AIM OF THE TASK: If an entry holds a picture, drop the picture but restate the entry word for word.

***** RECORDS PROVIDED

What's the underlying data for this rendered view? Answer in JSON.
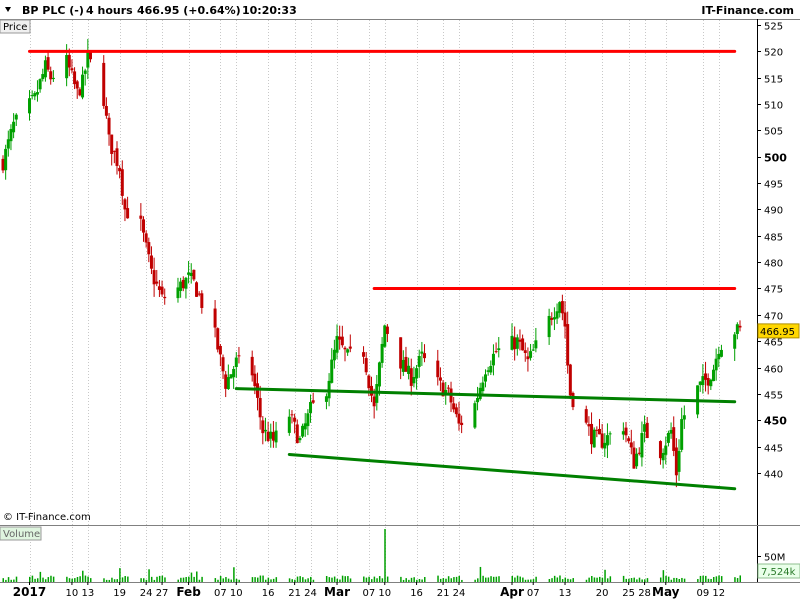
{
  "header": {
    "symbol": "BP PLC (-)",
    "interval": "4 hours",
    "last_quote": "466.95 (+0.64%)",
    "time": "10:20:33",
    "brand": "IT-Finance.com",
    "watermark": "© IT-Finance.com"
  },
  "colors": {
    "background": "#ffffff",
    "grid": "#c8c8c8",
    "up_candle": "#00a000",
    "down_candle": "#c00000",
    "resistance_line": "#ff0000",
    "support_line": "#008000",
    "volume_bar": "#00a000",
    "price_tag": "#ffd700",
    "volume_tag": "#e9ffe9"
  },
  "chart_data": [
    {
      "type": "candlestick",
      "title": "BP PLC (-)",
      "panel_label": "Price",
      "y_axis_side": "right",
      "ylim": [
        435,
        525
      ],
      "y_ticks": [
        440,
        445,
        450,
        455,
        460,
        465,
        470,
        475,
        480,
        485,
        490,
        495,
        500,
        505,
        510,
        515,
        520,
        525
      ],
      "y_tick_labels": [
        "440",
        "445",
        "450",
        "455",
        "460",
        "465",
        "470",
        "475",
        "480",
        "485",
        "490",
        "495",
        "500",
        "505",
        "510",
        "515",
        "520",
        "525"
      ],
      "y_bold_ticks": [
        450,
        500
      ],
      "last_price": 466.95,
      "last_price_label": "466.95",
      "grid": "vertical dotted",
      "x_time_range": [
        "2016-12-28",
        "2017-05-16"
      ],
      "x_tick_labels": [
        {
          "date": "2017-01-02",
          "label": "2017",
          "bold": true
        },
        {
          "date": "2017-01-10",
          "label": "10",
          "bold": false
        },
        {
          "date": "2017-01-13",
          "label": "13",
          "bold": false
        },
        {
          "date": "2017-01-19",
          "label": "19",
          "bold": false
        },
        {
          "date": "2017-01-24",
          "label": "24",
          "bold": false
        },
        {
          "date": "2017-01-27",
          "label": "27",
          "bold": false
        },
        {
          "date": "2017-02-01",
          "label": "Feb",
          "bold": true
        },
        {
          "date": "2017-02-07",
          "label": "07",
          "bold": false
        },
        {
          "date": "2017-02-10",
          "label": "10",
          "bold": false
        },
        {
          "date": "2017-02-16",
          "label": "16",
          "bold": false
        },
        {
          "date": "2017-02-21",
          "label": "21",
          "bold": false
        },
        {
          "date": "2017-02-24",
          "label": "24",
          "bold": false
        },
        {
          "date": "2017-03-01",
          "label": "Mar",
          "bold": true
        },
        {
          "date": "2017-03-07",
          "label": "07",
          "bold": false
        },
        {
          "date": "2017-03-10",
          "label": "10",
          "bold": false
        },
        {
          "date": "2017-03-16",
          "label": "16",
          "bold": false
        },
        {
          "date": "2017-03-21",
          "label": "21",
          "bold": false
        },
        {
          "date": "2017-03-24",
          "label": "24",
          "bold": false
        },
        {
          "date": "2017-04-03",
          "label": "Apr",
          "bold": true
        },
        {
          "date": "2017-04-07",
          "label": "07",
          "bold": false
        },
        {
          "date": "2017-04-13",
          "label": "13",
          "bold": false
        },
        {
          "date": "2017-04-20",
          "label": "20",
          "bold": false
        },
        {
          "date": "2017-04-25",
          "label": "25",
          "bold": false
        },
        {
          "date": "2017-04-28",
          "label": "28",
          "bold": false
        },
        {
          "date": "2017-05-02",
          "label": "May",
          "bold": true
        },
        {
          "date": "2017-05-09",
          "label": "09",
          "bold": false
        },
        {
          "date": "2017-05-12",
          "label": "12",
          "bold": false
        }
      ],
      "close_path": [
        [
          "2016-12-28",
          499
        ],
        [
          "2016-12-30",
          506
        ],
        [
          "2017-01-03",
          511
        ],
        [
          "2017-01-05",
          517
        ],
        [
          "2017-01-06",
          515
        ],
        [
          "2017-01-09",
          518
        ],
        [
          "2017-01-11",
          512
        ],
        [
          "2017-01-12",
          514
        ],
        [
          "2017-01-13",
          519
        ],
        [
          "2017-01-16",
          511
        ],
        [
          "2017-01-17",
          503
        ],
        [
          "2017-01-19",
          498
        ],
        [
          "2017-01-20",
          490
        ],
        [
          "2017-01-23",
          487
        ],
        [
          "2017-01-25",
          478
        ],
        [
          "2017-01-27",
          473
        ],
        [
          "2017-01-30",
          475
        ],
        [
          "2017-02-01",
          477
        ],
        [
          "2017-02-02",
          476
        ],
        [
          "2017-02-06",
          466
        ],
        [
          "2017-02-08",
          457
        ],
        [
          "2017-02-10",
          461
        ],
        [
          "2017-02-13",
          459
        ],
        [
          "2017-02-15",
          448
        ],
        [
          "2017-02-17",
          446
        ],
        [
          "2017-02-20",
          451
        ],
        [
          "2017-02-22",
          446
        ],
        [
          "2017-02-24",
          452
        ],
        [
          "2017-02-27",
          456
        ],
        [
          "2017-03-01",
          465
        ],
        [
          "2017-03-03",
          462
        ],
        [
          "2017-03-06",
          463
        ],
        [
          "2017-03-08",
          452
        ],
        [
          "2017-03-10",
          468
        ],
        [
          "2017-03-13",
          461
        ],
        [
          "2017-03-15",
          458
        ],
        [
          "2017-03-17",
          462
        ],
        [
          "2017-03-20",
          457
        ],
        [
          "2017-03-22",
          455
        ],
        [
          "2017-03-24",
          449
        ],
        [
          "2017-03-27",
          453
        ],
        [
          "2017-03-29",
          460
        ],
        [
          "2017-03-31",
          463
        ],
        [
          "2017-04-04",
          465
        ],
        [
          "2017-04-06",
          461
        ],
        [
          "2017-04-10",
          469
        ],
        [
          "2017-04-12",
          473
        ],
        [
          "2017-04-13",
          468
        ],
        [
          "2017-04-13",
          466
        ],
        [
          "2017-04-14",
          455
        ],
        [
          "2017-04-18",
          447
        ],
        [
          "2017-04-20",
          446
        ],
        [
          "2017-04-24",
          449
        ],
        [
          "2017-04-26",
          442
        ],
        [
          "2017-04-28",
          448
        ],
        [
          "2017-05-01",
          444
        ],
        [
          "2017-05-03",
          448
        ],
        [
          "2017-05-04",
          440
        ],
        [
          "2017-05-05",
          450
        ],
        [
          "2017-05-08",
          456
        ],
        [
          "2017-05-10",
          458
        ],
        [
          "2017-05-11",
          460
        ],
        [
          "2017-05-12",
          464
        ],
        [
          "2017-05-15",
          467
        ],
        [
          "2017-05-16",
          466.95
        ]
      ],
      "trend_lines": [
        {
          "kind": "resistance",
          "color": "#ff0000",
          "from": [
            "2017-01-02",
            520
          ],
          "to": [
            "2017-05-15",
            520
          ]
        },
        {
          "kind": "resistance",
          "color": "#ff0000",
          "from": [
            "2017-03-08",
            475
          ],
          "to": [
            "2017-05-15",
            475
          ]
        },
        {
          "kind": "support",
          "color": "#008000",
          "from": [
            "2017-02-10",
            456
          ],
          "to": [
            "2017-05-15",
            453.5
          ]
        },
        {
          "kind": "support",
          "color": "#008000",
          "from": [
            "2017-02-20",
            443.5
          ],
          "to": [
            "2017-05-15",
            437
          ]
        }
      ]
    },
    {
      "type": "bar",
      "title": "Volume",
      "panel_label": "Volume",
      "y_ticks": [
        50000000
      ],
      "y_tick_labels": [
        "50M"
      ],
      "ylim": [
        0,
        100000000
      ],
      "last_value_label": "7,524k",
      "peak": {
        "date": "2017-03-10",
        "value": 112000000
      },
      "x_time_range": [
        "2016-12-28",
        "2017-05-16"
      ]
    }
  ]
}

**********

WRITTEN RESPONSE:
What's the underlying data for this rendered view? Answer in JSON.
{
  "header": {
    "symbol": "BP PLC (-)",
    "interval": "4 hours",
    "last_quote": "466.95 (+0.64%)",
    "time": "10:20:33",
    "brand": "IT-Finance.com",
    "watermark": "© IT-Finance.com"
  },
  "colors": {
    "background": "#ffffff",
    "grid": "#c8c8c8",
    "up_candle": "#00a000",
    "down_candle": "#c00000",
    "resistance_line": "#ff0000",
    "support_line": "#008000",
    "volume_bar": "#00a000",
    "price_tag": "#ffd700",
    "volume_tag": "#e9ffe9"
  },
  "chart_data": [
    {
      "type": "candlestick",
      "title": "BP PLC (-)",
      "panel_label": "Price",
      "y_axis_side": "right",
      "ylim": [
        435,
        525
      ],
      "y_ticks": [
        440,
        445,
        450,
        455,
        460,
        465,
        470,
        475,
        480,
        485,
        490,
        495,
        500,
        505,
        510,
        515,
        520,
        525
      ],
      "y_tick_labels": [
        "440",
        "445",
        "450",
        "455",
        "460",
        "465",
        "470",
        "475",
        "480",
        "485",
        "490",
        "495",
        "500",
        "505",
        "510",
        "515",
        "520",
        "525"
      ],
      "y_bold_ticks": [
        450,
        500
      ],
      "last_price": 466.95,
      "last_price_label": "466.95",
      "grid": "vertical dotted",
      "x_time_range": [
        "2016-12-28",
        "2017-05-16"
      ],
      "x_tick_labels": [
        {
          "date": "2017-01-02",
          "label": "2017",
          "bold": true
        },
        {
          "date": "2017-01-10",
          "label": "10",
          "bold": false
        },
        {
          "date": "2017-01-13",
          "label": "13",
          "bold": false
        },
        {
          "date": "2017-01-19",
          "label": "19",
          "bold": false
        },
        {
          "date": "2017-01-24",
          "label": "24",
          "bold": false
        },
        {
          "date": "2017-01-27",
          "label": "27",
          "bold": false
        },
        {
          "date": "2017-02-01",
          "label": "Feb",
          "bold": true
        },
        {
          "date": "2017-02-07",
          "label": "07",
          "bold": false
        },
        {
          "date": "2017-02-10",
          "label": "10",
          "bold": false
        },
        {
          "date": "2017-02-16",
          "label": "16",
          "bold": false
        },
        {
          "date": "2017-02-21",
          "label": "21",
          "bold": false
        },
        {
          "date": "2017-02-24",
          "label": "24",
          "bold": false
        },
        {
          "date": "2017-03-01",
          "label": "Mar",
          "bold": true
        },
        {
          "date": "2017-03-07",
          "label": "07",
          "bold": false
        },
        {
          "date": "2017-03-10",
          "label": "10",
          "bold": false
        },
        {
          "date": "2017-03-16",
          "label": "16",
          "bold": false
        },
        {
          "date": "2017-03-21",
          "label": "21",
          "bold": false
        },
        {
          "date": "2017-03-24",
          "label": "24",
          "bold": false
        },
        {
          "date": "2017-04-03",
          "label": "Apr",
          "bold": true
        },
        {
          "date": "2017-04-07",
          "label": "07",
          "bold": false
        },
        {
          "date": "2017-04-13",
          "label": "13",
          "bold": false
        },
        {
          "date": "2017-04-20",
          "label": "20",
          "bold": false
        },
        {
          "date": "2017-04-25",
          "label": "25",
          "bold": false
        },
        {
          "date": "2017-04-28",
          "label": "28",
          "bold": false
        },
        {
          "date": "2017-05-02",
          "label": "May",
          "bold": true
        },
        {
          "date": "2017-05-09",
          "label": "09",
          "bold": false
        },
        {
          "date": "2017-05-12",
          "label": "12",
          "bold": false
        }
      ],
      "close_path": [
        [
          "2016-12-28",
          499
        ],
        [
          "2016-12-30",
          506
        ],
        [
          "2017-01-03",
          511
        ],
        [
          "2017-01-05",
          517
        ],
        [
          "2017-01-06",
          515
        ],
        [
          "2017-01-09",
          518
        ],
        [
          "2017-01-11",
          512
        ],
        [
          "2017-01-12",
          514
        ],
        [
          "2017-01-13",
          519
        ],
        [
          "2017-01-16",
          511
        ],
        [
          "2017-01-17",
          503
        ],
        [
          "2017-01-19",
          498
        ],
        [
          "2017-01-20",
          490
        ],
        [
          "2017-01-23",
          487
        ],
        [
          "2017-01-25",
          478
        ],
        [
          "2017-01-27",
          473
        ],
        [
          "2017-01-30",
          475
        ],
        [
          "2017-02-01",
          477
        ],
        [
          "2017-02-02",
          476
        ],
        [
          "2017-02-06",
          466
        ],
        [
          "2017-02-08",
          457
        ],
        [
          "2017-02-10",
          461
        ],
        [
          "2017-02-13",
          459
        ],
        [
          "2017-02-15",
          448
        ],
        [
          "2017-02-17",
          446
        ],
        [
          "2017-02-20",
          451
        ],
        [
          "2017-02-22",
          446
        ],
        [
          "2017-02-24",
          452
        ],
        [
          "2017-02-27",
          456
        ],
        [
          "2017-03-01",
          465
        ],
        [
          "2017-03-03",
          462
        ],
        [
          "2017-03-06",
          463
        ],
        [
          "2017-03-08",
          452
        ],
        [
          "2017-03-10",
          468
        ],
        [
          "2017-03-13",
          461
        ],
        [
          "2017-03-15",
          458
        ],
        [
          "2017-03-17",
          462
        ],
        [
          "2017-03-20",
          457
        ],
        [
          "2017-03-22",
          455
        ],
        [
          "2017-03-24",
          449
        ],
        [
          "2017-03-27",
          453
        ],
        [
          "2017-03-29",
          460
        ],
        [
          "2017-03-31",
          463
        ],
        [
          "2017-04-04",
          465
        ],
        [
          "2017-04-06",
          461
        ],
        [
          "2017-04-10",
          469
        ],
        [
          "2017-04-12",
          473
        ],
        [
          "2017-04-13",
          468
        ],
        [
          "2017-04-13",
          466
        ],
        [
          "2017-04-14",
          455
        ],
        [
          "2017-04-18",
          447
        ],
        [
          "2017-04-20",
          446
        ],
        [
          "2017-04-24",
          449
        ],
        [
          "2017-04-26",
          442
        ],
        [
          "2017-04-28",
          448
        ],
        [
          "2017-05-01",
          444
        ],
        [
          "2017-05-03",
          448
        ],
        [
          "2017-05-04",
          440
        ],
        [
          "2017-05-05",
          450
        ],
        [
          "2017-05-08",
          456
        ],
        [
          "2017-05-10",
          458
        ],
        [
          "2017-05-11",
          460
        ],
        [
          "2017-05-12",
          464
        ],
        [
          "2017-05-15",
          467
        ],
        [
          "2017-05-16",
          466.95
        ]
      ],
      "trend_lines": [
        {
          "kind": "resistance",
          "color": "#ff0000",
          "from": [
            "2017-01-02",
            520
          ],
          "to": [
            "2017-05-15",
            520
          ]
        },
        {
          "kind": "resistance",
          "color": "#ff0000",
          "from": [
            "2017-03-08",
            475
          ],
          "to": [
            "2017-05-15",
            475
          ]
        },
        {
          "kind": "support",
          "color": "#008000",
          "from": [
            "2017-02-10",
            456
          ],
          "to": [
            "2017-05-15",
            453.5
          ]
        },
        {
          "kind": "support",
          "color": "#008000",
          "from": [
            "2017-02-20",
            443.5
          ],
          "to": [
            "2017-05-15",
            437
          ]
        }
      ]
    },
    {
      "type": "bar",
      "title": "Volume",
      "panel_label": "Volume",
      "y_ticks": [
        50000000
      ],
      "y_tick_labels": [
        "50M"
      ],
      "ylim": [
        0,
        100000000
      ],
      "last_value_label": "7,524k",
      "peak": {
        "date": "2017-03-10",
        "value": 112000000
      },
      "x_time_range": [
        "2016-12-28",
        "2017-05-16"
      ]
    }
  ]
}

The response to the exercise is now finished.